◆ **Your objective**: What is the number of lines in these entries that contain "type"? State it alone.

╭──

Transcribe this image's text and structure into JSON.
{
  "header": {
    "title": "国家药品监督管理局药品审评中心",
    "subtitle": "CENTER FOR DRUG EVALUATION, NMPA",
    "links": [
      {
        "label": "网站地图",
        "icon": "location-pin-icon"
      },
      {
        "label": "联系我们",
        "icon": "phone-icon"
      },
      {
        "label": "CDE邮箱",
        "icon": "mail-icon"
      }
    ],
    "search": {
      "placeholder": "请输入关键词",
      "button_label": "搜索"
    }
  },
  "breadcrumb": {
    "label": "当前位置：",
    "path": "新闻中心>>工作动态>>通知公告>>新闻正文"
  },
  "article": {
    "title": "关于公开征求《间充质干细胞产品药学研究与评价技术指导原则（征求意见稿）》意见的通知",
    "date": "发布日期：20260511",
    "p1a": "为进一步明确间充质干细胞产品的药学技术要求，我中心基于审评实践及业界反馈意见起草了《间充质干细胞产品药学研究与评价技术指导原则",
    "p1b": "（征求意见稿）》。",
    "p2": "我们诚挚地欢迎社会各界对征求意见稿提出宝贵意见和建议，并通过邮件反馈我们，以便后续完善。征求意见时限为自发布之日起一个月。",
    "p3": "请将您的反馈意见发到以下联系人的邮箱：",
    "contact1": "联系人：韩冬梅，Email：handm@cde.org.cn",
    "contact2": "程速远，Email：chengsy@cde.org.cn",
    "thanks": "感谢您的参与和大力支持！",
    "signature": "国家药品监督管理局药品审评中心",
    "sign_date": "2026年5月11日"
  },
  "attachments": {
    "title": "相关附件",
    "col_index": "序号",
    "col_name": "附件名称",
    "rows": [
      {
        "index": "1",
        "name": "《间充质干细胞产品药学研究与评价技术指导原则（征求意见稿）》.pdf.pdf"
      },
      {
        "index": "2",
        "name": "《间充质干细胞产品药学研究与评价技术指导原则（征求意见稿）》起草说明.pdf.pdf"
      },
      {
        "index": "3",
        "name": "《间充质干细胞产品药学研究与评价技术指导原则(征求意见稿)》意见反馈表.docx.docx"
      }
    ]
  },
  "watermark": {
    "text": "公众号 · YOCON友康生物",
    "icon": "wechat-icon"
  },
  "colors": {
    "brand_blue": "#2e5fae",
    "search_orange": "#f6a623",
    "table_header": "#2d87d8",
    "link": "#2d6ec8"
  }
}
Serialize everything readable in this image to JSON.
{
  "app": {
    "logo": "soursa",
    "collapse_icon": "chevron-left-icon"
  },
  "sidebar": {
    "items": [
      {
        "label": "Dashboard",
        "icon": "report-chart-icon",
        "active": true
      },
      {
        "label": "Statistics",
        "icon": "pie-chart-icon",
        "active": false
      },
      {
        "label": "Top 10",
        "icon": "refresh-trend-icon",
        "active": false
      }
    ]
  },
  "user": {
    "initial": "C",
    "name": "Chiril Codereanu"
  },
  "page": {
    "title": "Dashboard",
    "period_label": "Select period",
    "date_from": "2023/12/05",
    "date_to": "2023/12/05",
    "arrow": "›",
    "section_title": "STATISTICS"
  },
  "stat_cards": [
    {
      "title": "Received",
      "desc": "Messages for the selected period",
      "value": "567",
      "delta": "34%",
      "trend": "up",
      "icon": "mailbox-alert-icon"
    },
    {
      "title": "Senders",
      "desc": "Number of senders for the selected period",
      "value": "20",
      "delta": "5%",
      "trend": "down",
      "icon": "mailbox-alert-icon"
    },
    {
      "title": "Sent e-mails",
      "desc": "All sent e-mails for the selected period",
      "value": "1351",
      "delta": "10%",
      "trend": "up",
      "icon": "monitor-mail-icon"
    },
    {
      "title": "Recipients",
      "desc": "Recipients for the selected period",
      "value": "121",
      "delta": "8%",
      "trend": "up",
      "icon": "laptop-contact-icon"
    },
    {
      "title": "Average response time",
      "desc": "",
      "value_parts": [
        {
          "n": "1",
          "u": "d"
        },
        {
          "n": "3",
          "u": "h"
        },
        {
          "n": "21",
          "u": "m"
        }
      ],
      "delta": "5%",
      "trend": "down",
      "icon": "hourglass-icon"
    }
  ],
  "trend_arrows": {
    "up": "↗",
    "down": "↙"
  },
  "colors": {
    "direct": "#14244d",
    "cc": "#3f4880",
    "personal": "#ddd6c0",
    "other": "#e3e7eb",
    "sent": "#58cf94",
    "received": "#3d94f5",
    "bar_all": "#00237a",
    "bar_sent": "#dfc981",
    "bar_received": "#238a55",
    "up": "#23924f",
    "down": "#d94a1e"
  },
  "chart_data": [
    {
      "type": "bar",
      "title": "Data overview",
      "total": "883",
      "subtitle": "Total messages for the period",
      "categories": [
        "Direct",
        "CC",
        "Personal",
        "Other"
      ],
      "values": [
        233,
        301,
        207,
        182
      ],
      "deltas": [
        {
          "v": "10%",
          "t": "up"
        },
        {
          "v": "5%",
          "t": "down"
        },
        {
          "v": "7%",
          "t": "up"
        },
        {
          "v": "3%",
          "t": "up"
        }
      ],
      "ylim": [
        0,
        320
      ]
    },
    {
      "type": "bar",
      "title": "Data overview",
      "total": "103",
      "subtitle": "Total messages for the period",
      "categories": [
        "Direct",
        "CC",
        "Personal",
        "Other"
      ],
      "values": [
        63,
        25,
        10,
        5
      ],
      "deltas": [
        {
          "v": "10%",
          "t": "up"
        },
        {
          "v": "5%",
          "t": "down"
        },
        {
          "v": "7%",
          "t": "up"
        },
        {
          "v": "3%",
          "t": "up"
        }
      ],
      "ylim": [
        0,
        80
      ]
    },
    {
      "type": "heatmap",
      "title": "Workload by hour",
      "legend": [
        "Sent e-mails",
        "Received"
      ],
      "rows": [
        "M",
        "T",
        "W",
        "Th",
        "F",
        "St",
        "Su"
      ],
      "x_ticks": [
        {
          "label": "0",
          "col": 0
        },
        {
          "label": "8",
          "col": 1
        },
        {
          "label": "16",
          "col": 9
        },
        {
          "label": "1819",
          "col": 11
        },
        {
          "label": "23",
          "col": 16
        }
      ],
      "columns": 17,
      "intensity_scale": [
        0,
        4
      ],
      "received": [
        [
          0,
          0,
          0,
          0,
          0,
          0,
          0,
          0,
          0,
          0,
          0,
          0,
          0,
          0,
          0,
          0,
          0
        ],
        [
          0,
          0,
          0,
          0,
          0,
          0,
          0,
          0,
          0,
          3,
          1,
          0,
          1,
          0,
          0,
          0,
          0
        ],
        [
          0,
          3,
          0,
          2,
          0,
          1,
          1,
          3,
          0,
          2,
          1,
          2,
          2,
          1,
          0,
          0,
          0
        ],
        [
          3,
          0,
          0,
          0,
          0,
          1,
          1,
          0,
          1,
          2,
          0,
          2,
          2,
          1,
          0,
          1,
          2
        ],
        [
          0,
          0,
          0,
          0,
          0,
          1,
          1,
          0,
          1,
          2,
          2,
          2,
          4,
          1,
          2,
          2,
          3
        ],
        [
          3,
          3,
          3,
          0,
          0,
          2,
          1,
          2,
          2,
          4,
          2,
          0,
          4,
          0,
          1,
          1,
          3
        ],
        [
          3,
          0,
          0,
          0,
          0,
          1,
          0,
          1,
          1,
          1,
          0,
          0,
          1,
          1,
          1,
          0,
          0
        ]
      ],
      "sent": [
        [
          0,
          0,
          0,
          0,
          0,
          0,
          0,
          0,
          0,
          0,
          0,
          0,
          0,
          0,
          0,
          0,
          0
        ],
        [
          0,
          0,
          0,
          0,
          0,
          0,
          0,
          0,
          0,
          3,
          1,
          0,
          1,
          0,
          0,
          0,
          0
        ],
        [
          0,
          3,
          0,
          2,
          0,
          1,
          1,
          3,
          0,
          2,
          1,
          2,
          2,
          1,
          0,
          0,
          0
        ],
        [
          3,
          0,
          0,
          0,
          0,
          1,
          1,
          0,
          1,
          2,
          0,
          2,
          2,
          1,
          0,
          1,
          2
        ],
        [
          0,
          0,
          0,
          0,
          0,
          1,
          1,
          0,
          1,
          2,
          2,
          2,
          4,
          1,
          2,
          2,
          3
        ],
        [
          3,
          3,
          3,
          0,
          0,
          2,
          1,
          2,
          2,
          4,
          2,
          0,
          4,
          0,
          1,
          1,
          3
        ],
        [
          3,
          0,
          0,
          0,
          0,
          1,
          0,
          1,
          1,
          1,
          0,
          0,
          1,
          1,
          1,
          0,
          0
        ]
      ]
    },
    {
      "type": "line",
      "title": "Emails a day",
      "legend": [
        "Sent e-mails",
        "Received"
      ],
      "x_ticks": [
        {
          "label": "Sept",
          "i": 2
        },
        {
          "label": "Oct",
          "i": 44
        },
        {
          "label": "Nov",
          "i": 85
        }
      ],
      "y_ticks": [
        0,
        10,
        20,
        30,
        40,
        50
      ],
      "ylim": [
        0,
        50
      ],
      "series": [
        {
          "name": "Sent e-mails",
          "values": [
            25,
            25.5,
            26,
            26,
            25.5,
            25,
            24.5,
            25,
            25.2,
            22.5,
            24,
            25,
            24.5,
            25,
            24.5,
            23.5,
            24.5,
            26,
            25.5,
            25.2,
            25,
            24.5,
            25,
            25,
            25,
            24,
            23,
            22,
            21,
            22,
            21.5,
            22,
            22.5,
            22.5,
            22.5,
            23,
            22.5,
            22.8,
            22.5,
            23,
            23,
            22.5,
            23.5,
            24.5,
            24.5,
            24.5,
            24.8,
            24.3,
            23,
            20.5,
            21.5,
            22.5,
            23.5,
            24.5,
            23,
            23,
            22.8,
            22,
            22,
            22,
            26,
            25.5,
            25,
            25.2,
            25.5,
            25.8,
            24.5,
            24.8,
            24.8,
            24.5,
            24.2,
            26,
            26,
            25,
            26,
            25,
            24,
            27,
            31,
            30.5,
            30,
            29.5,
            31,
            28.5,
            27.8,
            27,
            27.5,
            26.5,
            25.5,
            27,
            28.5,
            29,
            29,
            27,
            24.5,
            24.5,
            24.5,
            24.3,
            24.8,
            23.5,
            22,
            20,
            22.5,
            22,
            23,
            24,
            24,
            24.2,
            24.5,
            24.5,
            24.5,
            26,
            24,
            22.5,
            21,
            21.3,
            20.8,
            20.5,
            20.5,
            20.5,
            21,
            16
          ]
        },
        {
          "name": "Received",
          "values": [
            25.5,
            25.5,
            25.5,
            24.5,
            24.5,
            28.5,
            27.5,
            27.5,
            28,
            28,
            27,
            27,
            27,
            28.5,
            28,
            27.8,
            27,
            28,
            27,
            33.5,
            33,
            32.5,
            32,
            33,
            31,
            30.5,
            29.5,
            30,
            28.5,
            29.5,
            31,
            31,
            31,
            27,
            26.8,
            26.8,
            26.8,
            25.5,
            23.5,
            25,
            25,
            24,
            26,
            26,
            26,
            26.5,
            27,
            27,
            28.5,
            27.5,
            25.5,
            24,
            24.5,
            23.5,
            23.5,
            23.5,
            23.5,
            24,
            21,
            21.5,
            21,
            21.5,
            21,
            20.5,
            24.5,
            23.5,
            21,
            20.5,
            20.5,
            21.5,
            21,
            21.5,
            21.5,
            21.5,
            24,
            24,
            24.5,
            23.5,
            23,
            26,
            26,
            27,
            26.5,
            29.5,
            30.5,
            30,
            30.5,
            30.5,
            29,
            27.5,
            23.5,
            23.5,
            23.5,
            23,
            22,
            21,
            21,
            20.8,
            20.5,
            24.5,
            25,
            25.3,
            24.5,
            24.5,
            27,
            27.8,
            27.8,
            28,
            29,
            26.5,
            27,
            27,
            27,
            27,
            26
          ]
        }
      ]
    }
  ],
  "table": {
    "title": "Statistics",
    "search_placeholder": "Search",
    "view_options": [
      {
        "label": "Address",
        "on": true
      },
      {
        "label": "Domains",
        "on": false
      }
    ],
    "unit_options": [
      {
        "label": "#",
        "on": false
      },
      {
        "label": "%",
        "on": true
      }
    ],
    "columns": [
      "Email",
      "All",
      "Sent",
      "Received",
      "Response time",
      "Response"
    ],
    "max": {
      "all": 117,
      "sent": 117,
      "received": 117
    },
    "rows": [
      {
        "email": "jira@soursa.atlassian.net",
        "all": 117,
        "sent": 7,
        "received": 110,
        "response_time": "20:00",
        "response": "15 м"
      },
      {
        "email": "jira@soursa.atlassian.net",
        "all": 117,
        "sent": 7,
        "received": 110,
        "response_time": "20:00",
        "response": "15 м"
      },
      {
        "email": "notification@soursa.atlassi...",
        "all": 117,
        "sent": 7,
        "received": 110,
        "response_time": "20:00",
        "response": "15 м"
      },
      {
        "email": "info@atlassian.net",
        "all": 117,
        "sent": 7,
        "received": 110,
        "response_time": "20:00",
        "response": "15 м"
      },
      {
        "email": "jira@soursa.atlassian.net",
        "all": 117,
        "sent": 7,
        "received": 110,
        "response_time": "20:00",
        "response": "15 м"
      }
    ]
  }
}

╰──

◆ **Exercise answer**: 4